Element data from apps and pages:

[Start of Attachment]

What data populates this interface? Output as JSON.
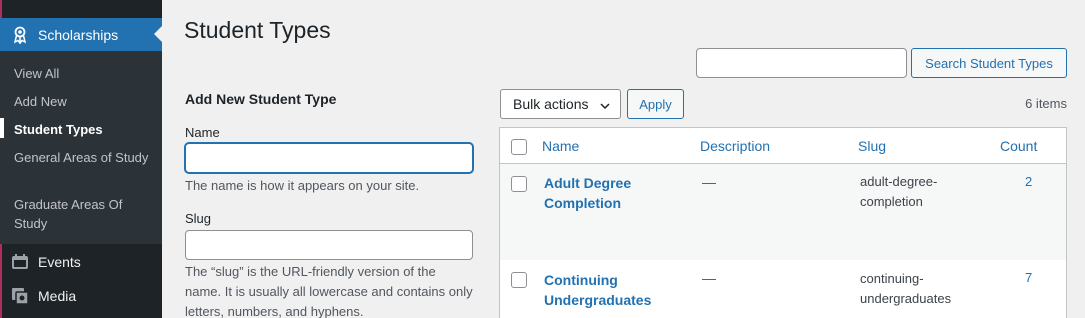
{
  "sidebar": {
    "active_menu": "Scholarships",
    "submenu": [
      "View All",
      "Add New",
      "Student Types",
      "General Areas of Study",
      "Graduate Areas Of Study"
    ],
    "current_submenu": "Student Types",
    "menu_items": [
      "Events",
      "Media"
    ]
  },
  "page": {
    "title": "Student Types"
  },
  "search": {
    "value": "",
    "button_label": "Search Student Types"
  },
  "add_form": {
    "heading": "Add New Student Type",
    "name_label": "Name",
    "name_value": "",
    "name_help": "The name is how it appears on your site.",
    "slug_label": "Slug",
    "slug_value": "",
    "slug_help": "The “slug” is the URL-friendly version of the name. It is usually all lowercase and contains only letters, numbers, and hyphens."
  },
  "bulk": {
    "selected": "Bulk actions",
    "apply_label": "Apply",
    "items_count": "6 items"
  },
  "table": {
    "columns": [
      "Name",
      "Description",
      "Slug",
      "Count"
    ],
    "rows": [
      {
        "name": "Adult Degree Completion",
        "description": "—",
        "slug": "adult-degree-completion",
        "count": "2"
      },
      {
        "name": "Continuing Undergraduates",
        "description": "—",
        "slug": "continuing-undergraduates",
        "count": "7"
      }
    ]
  },
  "colors": {
    "sidebar_bg": "#1d2327",
    "accent": "#2271b1",
    "page_bg": "#f0f0f1"
  }
}
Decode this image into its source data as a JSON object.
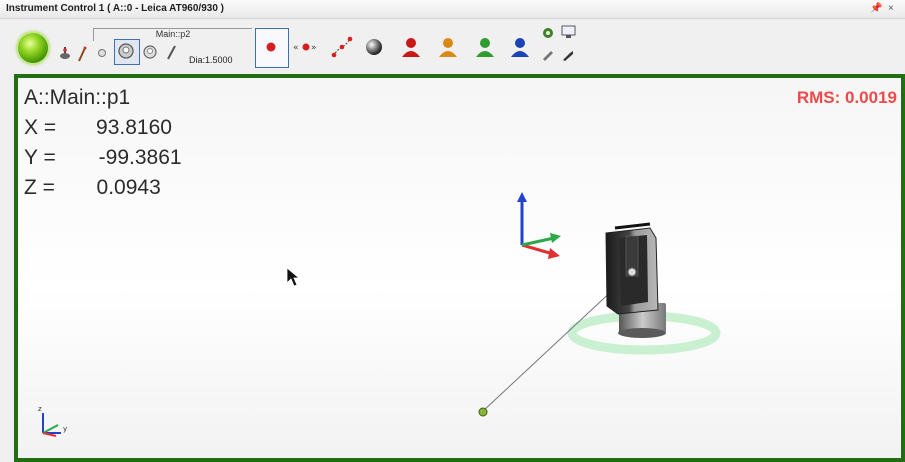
{
  "window": {
    "title": "Instrument Control 1 ( A::0 - Leica AT960/930 )",
    "pin_glyph": "↕",
    "close_glyph": "×"
  },
  "toolbar": {
    "status_led_color": "#5dbb17",
    "target_group": "Main::p2",
    "diameter": "Dia:1.5000",
    "icons": [
      "status-led-icon",
      "probe-stand-icon",
      "probe-stick-icon",
      "small-sphere-icon",
      "sphere-target-icon",
      "sphere-target-alt-icon",
      "pen-probe-icon",
      "measure-point-icon",
      "shoot-point-icon",
      "path-measure-icon",
      "ball-icon",
      "user-red-icon",
      "user-orange-icon",
      "user-green-icon",
      "user-blue-icon",
      "settings-gear-icon",
      "screen-icon",
      "wrench-icon",
      "tool-icon"
    ]
  },
  "readout": {
    "point_name": "A::Main::p1",
    "x_label": "X =",
    "x_value": "93.8160",
    "y_label": "Y =",
    "y_value": "-99.3861",
    "z_label": "Z =",
    "z_value": "0.0943"
  },
  "rms": {
    "label": "RMS: 0.0019"
  },
  "axis_mini": {
    "z": "z",
    "y": "y"
  },
  "colors": {
    "viewport_border": "#236d14",
    "rms": "#ee4a4a",
    "axis_x": "#e03030",
    "axis_y": "#2aa84a",
    "axis_z": "#2244cc",
    "ring": "#c9f0d0"
  }
}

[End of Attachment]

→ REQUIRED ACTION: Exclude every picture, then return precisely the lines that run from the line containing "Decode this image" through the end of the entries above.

→ RESULT:
Decode this image into its source data as a JSON object.
{
  "window": {
    "title": "Instrument Control 1 ( A::0 - Leica AT960/930 )",
    "pin_glyph": "↕",
    "close_glyph": "×"
  },
  "toolbar": {
    "status_led_color": "#5dbb17",
    "target_group": "Main::p2",
    "diameter": "Dia:1.5000",
    "icons": [
      "status-led-icon",
      "probe-stand-icon",
      "probe-stick-icon",
      "small-sphere-icon",
      "sphere-target-icon",
      "sphere-target-alt-icon",
      "pen-probe-icon",
      "measure-point-icon",
      "shoot-point-icon",
      "path-measure-icon",
      "ball-icon",
      "user-red-icon",
      "user-orange-icon",
      "user-green-icon",
      "user-blue-icon",
      "settings-gear-icon",
      "screen-icon",
      "wrench-icon",
      "tool-icon"
    ]
  },
  "readout": {
    "point_name": "A::Main::p1",
    "x_label": "X =",
    "x_value": "93.8160",
    "y_label": "Y =",
    "y_value": "-99.3861",
    "z_label": "Z =",
    "z_value": "0.0943"
  },
  "rms": {
    "label": "RMS: 0.0019"
  },
  "axis_mini": {
    "z": "z",
    "y": "y"
  },
  "colors": {
    "viewport_border": "#236d14",
    "rms": "#ee4a4a",
    "axis_x": "#e03030",
    "axis_y": "#2aa84a",
    "axis_z": "#2244cc",
    "ring": "#c9f0d0"
  }
}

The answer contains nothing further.